pone-0007163-g005: Perturbations of NF-κB oscillations by inhibiting either shuttling or IκBα re-synthesis cause opposite defects in characteristic genome-scanning activity of p65.(A) The line FRAP protocol. The line FRAP assay allowed photodamage-free in vivo analysis of the dim cells by limiting the laser scan area to a line. The white line is the scanning path of the confocal microscope. Segment EF represents the bleaching region (5 µm). Segment AB represents the background while CD is used to correct for the bleaching during imaging in the double normalization procedure (see Methods). This example shows a GFP-p65 knock-in cell co-treated with TNF-α and CHX for 2.5 hrs. In this condition, p65 mobility is the lowest (see panel B). (B) This image represents the line FRAP output from the cell in (A). The x axis is the laser scanning path. Each repetition of the line scanning appears as a line along the time axis. The bleached region is visible as a solid green rectangle. The dark area below the bleached region is indicative of the slow recovery. (C) Line FRAP experiments were performed at the specified times on cells treated with TNF-α (top panel) and on cells co-treated with TNF-α and LMB or CHX (bottom left and right panels). The recovery curves represent fitting of the raw data by bi-exponential curves and *** indicates a statistically significant difference (p<0.001) according to a permutation test (see Methods). The reference profile for all comparisons was that from the first p65 cycle after TNF-α (red curve, top panel). The arrows indicate the shift of the curves over time.
Mentions: We used a non-invasive optimized line FRAP technique [23] (Fig. 5A, B) in conjunction with real time monitoring, and found that p65 mobility during peak of nuclear translocation did not change from early to late cycles of TNF-α induced oscillations (Fig. 5C, top panel). This result implies that p65 in the late translocation cycles is capable of diffusing on and interacting with the genome as effectively as the first p65 molecules activated after TNF-α. This is remarkable given the numerous feedback and post-translational mechanisms that act upon p65 to attenuate its activity following stimuli.

Bottom Line: Mathematical modeling suggests that NF-kappaB oscillations are selected over other non-oscillatory dynamics by fine-tuning the relative strengths of feedback loops like IkappaBalpha.Perturbation of long-term NF-kappaB oscillations interfered with its short-term interaction with chromatin and balanced transcriptional output, as predicted by the mathematical model.We propose that negative feedback loops do not simply terminate signaling, but rather promote oscillations of NF-kappaB in the nucleus, and these oscillations are functionally advantageous.

View Article: PubMed Central - PubMed

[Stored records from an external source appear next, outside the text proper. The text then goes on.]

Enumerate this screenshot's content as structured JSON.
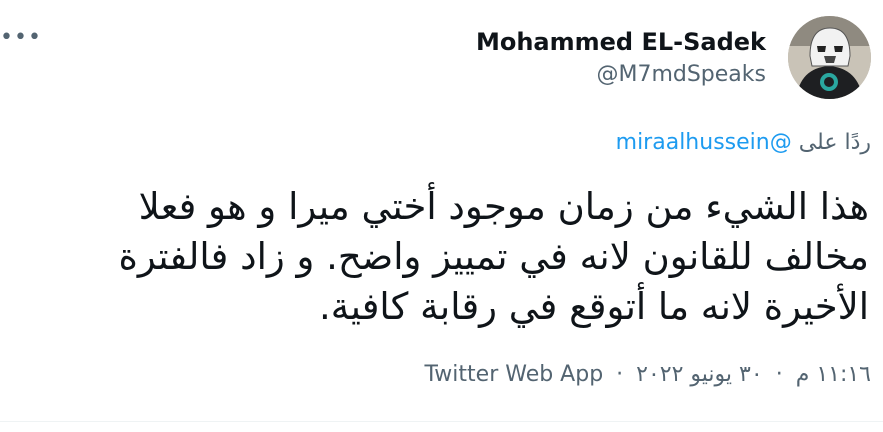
{
  "tweet": {
    "more_icon": "more-horizontal-icon",
    "author": {
      "display_name": "Mohammed EL-Sadek",
      "handle": "@M7mdSpeaks"
    },
    "reply": {
      "prefix": "ردًا على",
      "to_handle": "@miraalhussein"
    },
    "text": "هذا الشيء من زمان موجود أختي ميرا و هو فعلا مخالف للقانون لانه في تمييز واضح. و زاد فالفترة الأخيرة لانه ما أتوقع في رقابة كافية.",
    "meta": {
      "time": "١١:١٦ م",
      "separator": "·",
      "date": "٣٠ يونيو ٢٠٢٢",
      "app": "Twitter Web App"
    }
  },
  "colors": {
    "secondary_text": "#536471",
    "link": "#1d9bf0",
    "primary_text": "#0f1419"
  }
}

Affiliation: Laboratory of Receptor Biology and Gene Expression, National Cancer Institute, National Institutes of Health, Bethesda, Maryland, United States of America. sungm@mail.nih.gov

ABSTRACT
NF-kappaB is a prototypic stress-responsive transcription factor that acts within a complex regulatory network. The signaling dynamics of endogenous NF-kappaB in single cells remain poorly understood. To examine real time dynamics in living cells, we monitored NF-kappaB activities at multiple timescales using GFP-p65 knock-in mouse embryonic fibroblasts. Oscillations in NF-kappaB were sustained in most cells, with several cycles of transient nuclear translocation after TNF-alpha stimulation. Mathematical modeling suggests that NF-kappaB oscillations are selected over other non-oscillatory dynamics by fine-tuning the relative strengths of feedback loops like IkappaBalpha. The ability of NF-kappaB to scan and interact with the genome in vivo remained remarkably constant from early to late cycles, as observed by fluorescence recovery after photobleaching (FRAP). Perturbation of long-term NF-kappaB oscillations interfered with its short-term interaction with chromatin and balanced transcriptional output, as predicted by the mathematical model. We propose that negative feedback loops do not simply terminate signaling, but rather promote oscillations of NF-kappaB in the nucleus, and these oscillations are functionally advantageous.

Show MeSH